In this part of the country it is easy to take our high quality water supply for granted. That’s too bad because the volume of our water resources and the premium quality of our water is one of our greatest (and perhaps most under-appreciated) asset.
Given the precipitation, topography and geology of our region, water is one of our more abundant resources. As a result, plenty of supply seems to have led to a sense of complacency, leaving people to think great water is much more common than it really is.
I was reminded how untrue this can be when one of our senior staff asked for the morning off to meet with a contractor she hired to install a more advanced water filtering system for her well water outside of the Kent City limits. After previously living in Kent and having such great tasting water, she was at her wits end over the sulfur odor and taste from her well water in the township. She was practically begging for City water to be extended to her neighborhood. Hopefully her new filter will help, but better yet, she needs to move back in to Kent!
Just take a glance through the headlines from various regions of the U.S. and you’ll find plenty of stories of long-standing water wars. The wild west was won not so much with Winchesters as it was with pipelines, dams and irrigation ditches. That dirty water has left a bad taste in many cities that fight for their right to drink water.

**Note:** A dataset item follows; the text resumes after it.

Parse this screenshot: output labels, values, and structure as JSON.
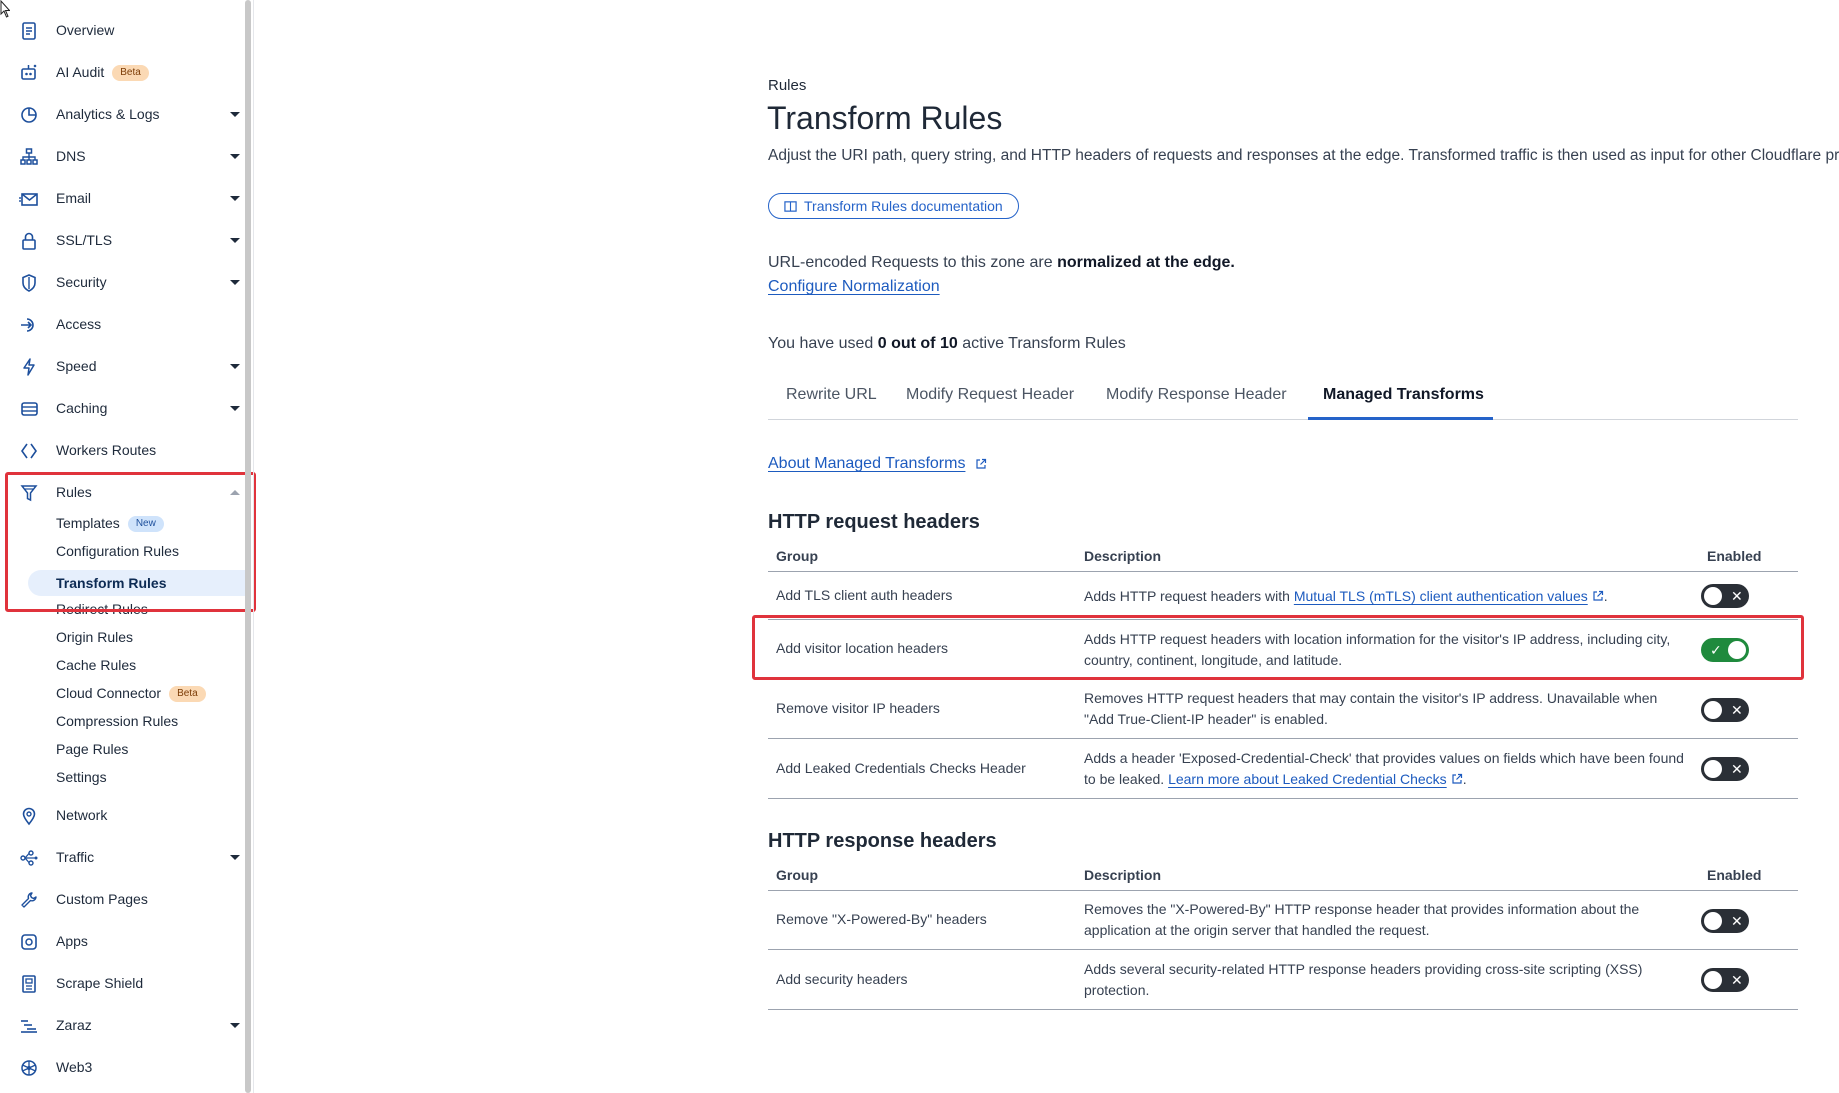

The value of our water quality and supply was evident when we were deep in discussions with a prospective food manufacturer earlier this year that had to have a water supply that met very specific requirements — all of which we met.
What started me on this water thread was a recent suggestion from former Councilman Hawksley who suggested offering tap water filling stations for festival or other downtown events that could be used to re-fill bottled water.
I passed along the product to both Kent State University and Main Street Kent and we all have enough interest that we’re starting to look into how much the units cost.
I guess it’s the modern version of the old public drinking fountains.